- The Good: Short, but definitely not sweet (in a good way)
- The Bad: I wish it were longer!
- The Literary: Modern reinterpretation of a classic myth
In ancient Greece, accomplished marble sculptor Pygmalion completes his masterpiece of a realistic, beautiful woman. He adores her and finds her superior to all the women of the streets. When a goddess blesses Pygmalion and gives his sculpture the gift of life, he’s surprised when his sculpture Galatea has desires of her own. To keep her contained, Pygmalion places Galatea under the constant supervision of doctors and nurses because of her tendency to exaggerate.
This little book accomplishes a lot in such a short story. Galatea is made of stone, beautiful, pure, docile, and mute to her creator, representative of the perfect woman, but her story is not romantic. This is a feminist retelling of a Greek myth, a la the recent success of Miller’s Circe. Themes of abuse, control, and oppression fill this modern adaptation, all leading up to my favorite part—revenge!
I would have loved more exploration of themes about ownership and the creation of non-human beings, since it could be argued that this myth is a precursor for Pinocchio or even Frankenstein, in addition to the commonly noted Pygmalion and My Fair Lady.

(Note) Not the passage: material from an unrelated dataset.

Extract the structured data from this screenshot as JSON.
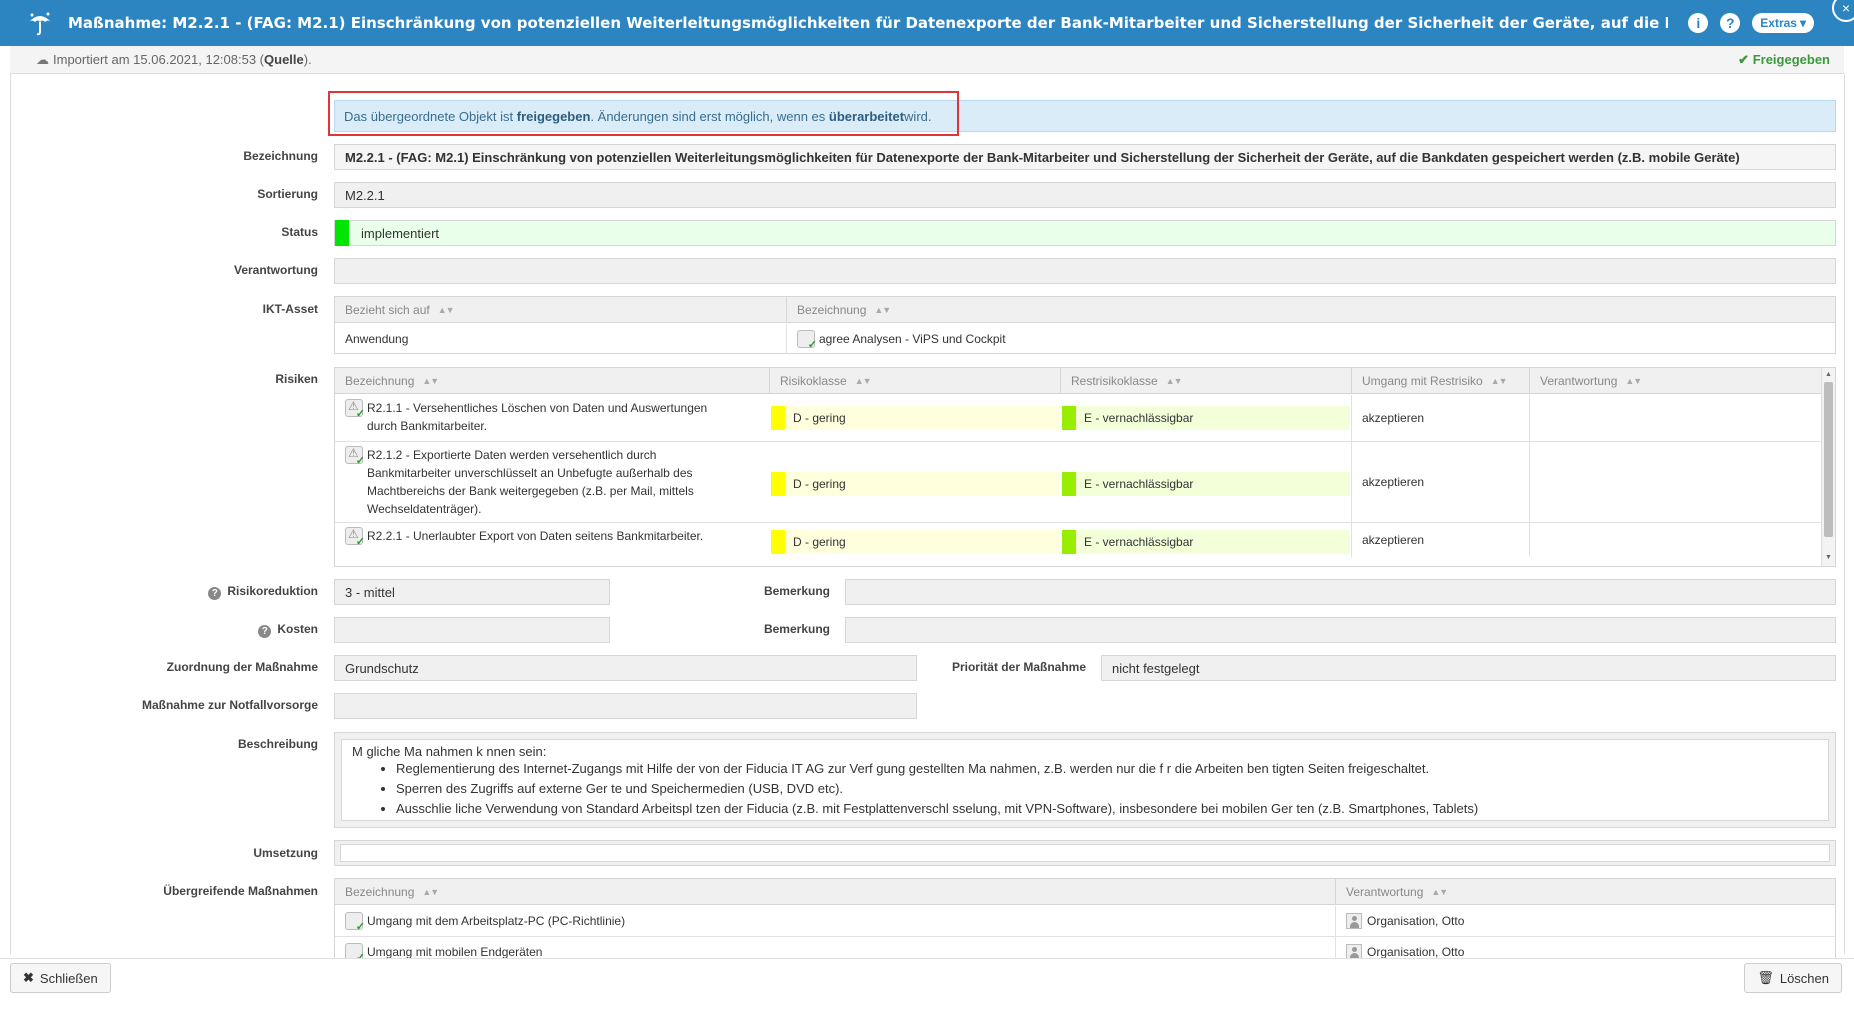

Highly recommended for those that enjoy modern retellings of classic myths, especially with a twist of feminism!